GIVEN RECORDS:
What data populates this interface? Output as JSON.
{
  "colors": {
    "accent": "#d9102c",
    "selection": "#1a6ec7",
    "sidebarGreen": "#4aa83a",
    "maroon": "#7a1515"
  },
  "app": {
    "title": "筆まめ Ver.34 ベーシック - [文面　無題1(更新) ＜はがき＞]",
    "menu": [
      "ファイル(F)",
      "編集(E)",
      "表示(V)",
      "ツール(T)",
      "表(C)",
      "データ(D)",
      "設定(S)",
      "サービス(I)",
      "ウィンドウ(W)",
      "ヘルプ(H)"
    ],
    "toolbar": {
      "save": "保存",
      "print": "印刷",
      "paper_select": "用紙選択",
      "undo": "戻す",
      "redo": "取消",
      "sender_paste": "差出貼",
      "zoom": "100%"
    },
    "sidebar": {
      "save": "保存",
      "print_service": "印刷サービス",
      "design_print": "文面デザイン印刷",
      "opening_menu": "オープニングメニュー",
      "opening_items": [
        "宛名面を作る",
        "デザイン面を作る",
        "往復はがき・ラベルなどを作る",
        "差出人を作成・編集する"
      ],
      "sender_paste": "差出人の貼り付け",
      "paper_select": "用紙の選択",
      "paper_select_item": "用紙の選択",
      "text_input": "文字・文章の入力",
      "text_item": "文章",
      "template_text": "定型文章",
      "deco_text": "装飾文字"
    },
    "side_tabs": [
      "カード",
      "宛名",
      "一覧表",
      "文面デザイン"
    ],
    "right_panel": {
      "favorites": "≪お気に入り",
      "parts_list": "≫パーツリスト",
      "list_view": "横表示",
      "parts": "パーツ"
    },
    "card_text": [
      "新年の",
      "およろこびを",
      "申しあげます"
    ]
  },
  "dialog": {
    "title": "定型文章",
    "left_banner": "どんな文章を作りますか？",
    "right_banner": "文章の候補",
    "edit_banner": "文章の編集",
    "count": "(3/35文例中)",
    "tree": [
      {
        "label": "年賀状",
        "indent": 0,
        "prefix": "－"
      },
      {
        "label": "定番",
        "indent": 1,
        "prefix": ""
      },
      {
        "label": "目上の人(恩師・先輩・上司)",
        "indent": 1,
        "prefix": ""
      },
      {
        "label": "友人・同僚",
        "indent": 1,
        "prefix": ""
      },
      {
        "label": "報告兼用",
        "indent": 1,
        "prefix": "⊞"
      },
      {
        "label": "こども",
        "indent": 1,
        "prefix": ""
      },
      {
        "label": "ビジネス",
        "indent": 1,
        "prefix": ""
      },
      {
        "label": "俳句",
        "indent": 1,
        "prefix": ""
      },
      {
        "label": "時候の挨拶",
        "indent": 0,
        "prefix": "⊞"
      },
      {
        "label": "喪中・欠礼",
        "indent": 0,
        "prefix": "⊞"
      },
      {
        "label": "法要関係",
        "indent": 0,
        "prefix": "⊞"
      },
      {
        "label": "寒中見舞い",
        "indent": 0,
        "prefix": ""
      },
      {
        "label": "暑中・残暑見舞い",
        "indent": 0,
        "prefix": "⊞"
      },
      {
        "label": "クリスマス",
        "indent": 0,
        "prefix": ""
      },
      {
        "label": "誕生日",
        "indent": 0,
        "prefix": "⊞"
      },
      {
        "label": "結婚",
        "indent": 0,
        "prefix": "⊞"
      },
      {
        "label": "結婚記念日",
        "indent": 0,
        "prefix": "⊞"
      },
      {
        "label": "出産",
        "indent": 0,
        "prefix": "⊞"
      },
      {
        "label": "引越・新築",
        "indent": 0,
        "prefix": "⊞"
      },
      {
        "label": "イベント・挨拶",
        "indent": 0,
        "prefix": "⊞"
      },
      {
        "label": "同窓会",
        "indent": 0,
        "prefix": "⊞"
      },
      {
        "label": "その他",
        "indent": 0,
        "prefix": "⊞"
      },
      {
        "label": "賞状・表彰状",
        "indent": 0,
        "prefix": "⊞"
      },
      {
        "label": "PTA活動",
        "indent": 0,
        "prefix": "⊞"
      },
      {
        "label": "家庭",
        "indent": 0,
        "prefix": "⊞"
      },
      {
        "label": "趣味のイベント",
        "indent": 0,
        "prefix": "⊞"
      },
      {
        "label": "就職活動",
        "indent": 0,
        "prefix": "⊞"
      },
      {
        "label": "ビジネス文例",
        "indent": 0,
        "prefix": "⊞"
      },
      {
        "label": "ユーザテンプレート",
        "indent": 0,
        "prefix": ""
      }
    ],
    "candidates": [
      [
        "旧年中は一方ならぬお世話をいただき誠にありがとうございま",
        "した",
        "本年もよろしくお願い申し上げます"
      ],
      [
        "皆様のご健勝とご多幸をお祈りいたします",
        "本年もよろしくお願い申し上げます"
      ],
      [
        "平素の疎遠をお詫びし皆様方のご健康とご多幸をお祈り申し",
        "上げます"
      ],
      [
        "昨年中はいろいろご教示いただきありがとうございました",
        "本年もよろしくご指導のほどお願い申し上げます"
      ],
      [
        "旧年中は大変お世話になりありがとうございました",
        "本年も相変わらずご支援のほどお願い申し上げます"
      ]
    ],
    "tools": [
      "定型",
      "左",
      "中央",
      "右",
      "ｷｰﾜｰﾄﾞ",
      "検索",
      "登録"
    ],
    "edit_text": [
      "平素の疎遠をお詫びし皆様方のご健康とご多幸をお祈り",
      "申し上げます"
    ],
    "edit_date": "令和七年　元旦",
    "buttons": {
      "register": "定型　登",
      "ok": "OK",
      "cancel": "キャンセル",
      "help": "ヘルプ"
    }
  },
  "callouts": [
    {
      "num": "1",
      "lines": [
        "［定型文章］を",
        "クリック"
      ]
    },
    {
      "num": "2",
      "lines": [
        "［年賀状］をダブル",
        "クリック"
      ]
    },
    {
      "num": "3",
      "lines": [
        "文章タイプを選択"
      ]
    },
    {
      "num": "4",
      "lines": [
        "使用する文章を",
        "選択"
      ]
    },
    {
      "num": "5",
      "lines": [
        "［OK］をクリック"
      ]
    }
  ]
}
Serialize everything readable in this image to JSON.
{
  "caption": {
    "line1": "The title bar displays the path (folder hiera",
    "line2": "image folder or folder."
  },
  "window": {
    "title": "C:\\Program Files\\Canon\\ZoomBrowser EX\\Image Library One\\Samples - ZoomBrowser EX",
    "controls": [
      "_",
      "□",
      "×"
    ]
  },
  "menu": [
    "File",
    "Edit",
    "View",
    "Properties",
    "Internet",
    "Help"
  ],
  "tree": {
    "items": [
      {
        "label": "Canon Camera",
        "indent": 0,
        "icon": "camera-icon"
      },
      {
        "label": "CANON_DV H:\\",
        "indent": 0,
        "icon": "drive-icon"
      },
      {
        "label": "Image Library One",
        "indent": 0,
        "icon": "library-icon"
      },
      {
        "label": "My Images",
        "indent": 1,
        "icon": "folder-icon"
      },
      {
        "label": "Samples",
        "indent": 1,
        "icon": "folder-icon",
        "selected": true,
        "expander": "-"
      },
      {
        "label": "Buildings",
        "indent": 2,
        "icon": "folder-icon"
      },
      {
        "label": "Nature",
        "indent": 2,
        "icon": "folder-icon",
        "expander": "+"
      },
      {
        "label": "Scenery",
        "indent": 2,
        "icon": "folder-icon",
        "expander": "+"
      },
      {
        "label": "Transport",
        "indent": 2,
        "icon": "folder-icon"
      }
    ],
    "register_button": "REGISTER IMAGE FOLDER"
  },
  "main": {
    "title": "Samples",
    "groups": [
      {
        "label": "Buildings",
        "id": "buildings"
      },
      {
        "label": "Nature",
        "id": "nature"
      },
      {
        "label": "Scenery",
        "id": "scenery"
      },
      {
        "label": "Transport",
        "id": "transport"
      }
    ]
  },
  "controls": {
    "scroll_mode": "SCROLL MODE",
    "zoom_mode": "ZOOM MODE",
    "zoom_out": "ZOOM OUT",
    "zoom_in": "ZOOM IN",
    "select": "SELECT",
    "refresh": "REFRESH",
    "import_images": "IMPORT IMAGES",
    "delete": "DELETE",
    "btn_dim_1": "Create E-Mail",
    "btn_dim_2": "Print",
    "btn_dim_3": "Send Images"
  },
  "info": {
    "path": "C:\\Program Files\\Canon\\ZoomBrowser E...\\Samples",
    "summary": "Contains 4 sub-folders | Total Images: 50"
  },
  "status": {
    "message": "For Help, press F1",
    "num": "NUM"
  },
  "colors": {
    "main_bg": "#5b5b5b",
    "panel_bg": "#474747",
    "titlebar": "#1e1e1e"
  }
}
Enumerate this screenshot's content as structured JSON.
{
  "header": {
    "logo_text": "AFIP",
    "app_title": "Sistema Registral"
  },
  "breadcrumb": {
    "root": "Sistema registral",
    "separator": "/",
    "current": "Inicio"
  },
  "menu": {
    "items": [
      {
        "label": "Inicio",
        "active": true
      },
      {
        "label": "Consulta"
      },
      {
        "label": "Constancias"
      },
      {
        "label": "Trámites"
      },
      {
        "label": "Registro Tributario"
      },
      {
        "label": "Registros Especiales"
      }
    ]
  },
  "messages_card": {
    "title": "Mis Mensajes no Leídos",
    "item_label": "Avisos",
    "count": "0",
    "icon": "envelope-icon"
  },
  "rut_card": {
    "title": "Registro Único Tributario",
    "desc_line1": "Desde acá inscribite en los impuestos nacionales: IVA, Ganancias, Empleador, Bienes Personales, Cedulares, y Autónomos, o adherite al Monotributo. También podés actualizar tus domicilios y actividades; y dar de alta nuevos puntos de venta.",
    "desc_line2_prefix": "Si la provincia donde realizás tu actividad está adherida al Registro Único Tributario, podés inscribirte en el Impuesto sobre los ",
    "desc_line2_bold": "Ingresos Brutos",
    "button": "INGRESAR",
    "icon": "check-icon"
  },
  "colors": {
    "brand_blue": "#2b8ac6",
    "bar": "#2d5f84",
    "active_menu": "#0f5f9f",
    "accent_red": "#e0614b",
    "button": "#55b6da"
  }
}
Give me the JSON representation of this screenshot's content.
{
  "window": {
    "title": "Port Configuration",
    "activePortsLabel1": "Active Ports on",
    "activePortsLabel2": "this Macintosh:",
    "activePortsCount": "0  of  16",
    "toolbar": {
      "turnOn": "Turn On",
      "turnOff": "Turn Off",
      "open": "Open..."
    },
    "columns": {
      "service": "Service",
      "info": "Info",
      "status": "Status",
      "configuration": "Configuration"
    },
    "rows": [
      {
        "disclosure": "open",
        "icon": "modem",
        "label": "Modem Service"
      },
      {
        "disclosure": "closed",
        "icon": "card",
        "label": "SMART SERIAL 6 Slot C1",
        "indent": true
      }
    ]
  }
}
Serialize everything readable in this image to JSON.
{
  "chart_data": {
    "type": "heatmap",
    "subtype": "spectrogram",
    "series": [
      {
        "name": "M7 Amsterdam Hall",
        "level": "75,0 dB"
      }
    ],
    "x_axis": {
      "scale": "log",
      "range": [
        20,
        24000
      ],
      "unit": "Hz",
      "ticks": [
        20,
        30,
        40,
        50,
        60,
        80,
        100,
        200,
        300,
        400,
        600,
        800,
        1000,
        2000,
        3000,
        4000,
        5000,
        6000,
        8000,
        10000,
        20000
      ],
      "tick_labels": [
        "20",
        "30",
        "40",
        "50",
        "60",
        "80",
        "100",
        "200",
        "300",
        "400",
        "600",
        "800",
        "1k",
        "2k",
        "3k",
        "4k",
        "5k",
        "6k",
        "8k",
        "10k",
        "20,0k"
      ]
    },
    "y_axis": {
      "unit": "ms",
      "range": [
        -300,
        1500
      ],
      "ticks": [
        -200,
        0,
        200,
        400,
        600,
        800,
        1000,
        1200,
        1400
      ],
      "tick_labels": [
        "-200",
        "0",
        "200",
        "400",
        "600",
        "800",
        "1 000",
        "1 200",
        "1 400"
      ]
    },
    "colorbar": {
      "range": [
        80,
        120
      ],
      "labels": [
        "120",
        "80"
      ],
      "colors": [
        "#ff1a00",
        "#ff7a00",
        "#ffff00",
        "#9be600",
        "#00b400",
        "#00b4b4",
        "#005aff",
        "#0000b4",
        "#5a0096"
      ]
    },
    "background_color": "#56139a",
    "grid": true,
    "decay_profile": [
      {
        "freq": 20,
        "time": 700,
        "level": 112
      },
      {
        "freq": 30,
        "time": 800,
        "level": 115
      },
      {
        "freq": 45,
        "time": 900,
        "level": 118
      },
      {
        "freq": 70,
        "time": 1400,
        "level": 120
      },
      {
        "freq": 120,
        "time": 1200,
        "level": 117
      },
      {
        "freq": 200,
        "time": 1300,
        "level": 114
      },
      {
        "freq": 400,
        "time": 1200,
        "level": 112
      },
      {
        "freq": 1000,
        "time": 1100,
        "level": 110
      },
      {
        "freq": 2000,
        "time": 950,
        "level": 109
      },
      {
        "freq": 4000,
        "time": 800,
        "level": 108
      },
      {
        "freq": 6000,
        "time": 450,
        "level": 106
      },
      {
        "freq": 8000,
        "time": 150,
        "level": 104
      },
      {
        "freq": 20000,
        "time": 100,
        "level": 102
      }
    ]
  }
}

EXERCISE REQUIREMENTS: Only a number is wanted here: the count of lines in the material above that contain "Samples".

ANSWER TO THIS TASK: 4